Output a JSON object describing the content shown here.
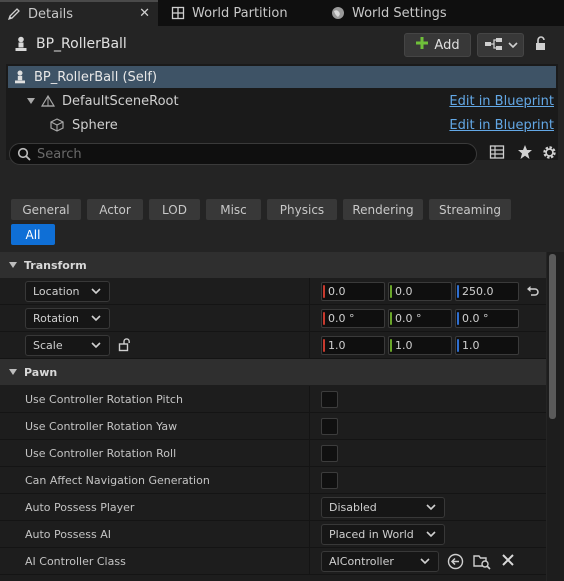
{
  "tabs": [
    {
      "label": "Details",
      "icon": "pencil-icon",
      "active": true
    },
    {
      "label": "World Partition",
      "icon": "grid-icon",
      "active": false
    },
    {
      "label": "World Settings",
      "icon": "globe-icon",
      "active": false
    }
  ],
  "header": {
    "actor_name": "BP_RollerBall",
    "add_label": "Add",
    "add_icon": "plus-icon",
    "blueprint_icon": "blueprint-hierarchy-icon"
  },
  "tree": {
    "self_label": "BP_RollerBall (Self)",
    "items": [
      {
        "label": "DefaultSceneRoot",
        "link": "Edit in Blueprint"
      },
      {
        "label": "Sphere",
        "link": "Edit in Blueprint"
      }
    ]
  },
  "search": {
    "placeholder": "Search"
  },
  "filters": [
    "General",
    "Actor",
    "LOD",
    "Misc",
    "Physics",
    "Rendering",
    "Streaming",
    "All"
  ],
  "active_filter": "All",
  "transform": {
    "title": "Transform",
    "location": {
      "label": "Location",
      "x": "0.0",
      "y": "0.0",
      "z": "250.0"
    },
    "rotation": {
      "label": "Rotation",
      "x": "0.0 °",
      "y": "0.0 °",
      "z": "0.0 °"
    },
    "scale": {
      "label": "Scale",
      "x": "1.0",
      "y": "1.0",
      "z": "1.0"
    }
  },
  "pawn": {
    "title": "Pawn",
    "use_pitch": "Use Controller Rotation Pitch",
    "use_yaw": "Use Controller Rotation Yaw",
    "use_roll": "Use Controller Rotation Roll",
    "can_affect_nav": "Can Affect Navigation Generation",
    "auto_possess_player": {
      "label": "Auto Possess Player",
      "value": "Disabled"
    },
    "auto_possess_ai": {
      "label": "Auto Possess AI",
      "value": "Placed in World"
    },
    "ai_controller_class": {
      "label": "AI Controller Class",
      "value": "AIController"
    }
  },
  "colors": {
    "accent": "#0f6fd6",
    "selection": "#3e5366",
    "link": "#63a8e6",
    "axis_x": "#c83a2e",
    "axis_y": "#6aa62a",
    "axis_z": "#2f6fd0",
    "add_plus": "#6fbf3a"
  }
}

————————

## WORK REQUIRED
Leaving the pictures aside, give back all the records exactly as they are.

## WRITTEN RESPONSE
Output a JSON object describing the content shown here.
{
  "tabs": [
    {
      "label": "Details",
      "icon": "pencil-icon",
      "active": true
    },
    {
      "label": "World Partition",
      "icon": "grid-icon",
      "active": false
    },
    {
      "label": "World Settings",
      "icon": "globe-icon",
      "active": false
    }
  ],
  "header": {
    "actor_name": "BP_RollerBall",
    "add_label": "Add",
    "add_icon": "plus-icon",
    "blueprint_icon": "blueprint-hierarchy-icon"
  },
  "tree": {
    "self_label": "BP_RollerBall (Self)",
    "items": [
      {
        "label": "DefaultSceneRoot",
        "link": "Edit in Blueprint"
      },
      {
        "label": "Sphere",
        "link": "Edit in Blueprint"
      }
    ]
  },
  "search": {
    "placeholder": "Search"
  },
  "filters": [
    "General",
    "Actor",
    "LOD",
    "Misc",
    "Physics",
    "Rendering",
    "Streaming",
    "All"
  ],
  "active_filter": "All",
  "transform": {
    "title": "Transform",
    "location": {
      "label": "Location",
      "x": "0.0",
      "y": "0.0",
      "z": "250.0"
    },
    "rotation": {
      "label": "Rotation",
      "x": "0.0 °",
      "y": "0.0 °",
      "z": "0.0 °"
    },
    "scale": {
      "label": "Scale",
      "x": "1.0",
      "y": "1.0",
      "z": "1.0"
    }
  },
  "pawn": {
    "title": "Pawn",
    "use_pitch": "Use Controller Rotation Pitch",
    "use_yaw": "Use Controller Rotation Yaw",
    "use_roll": "Use Controller Rotation Roll",
    "can_affect_nav": "Can Affect Navigation Generation",
    "auto_possess_player": {
      "label": "Auto Possess Player",
      "value": "Disabled"
    },
    "auto_possess_ai": {
      "label": "Auto Possess AI",
      "value": "Placed in World"
    },
    "ai_controller_class": {
      "label": "AI Controller Class",
      "value": "AIController"
    }
  },
  "colors": {
    "accent": "#0f6fd6",
    "selection": "#3e5366",
    "link": "#63a8e6",
    "axis_x": "#c83a2e",
    "axis_y": "#6aa62a",
    "axis_z": "#2f6fd0",
    "add_plus": "#6fbf3a"
  }
}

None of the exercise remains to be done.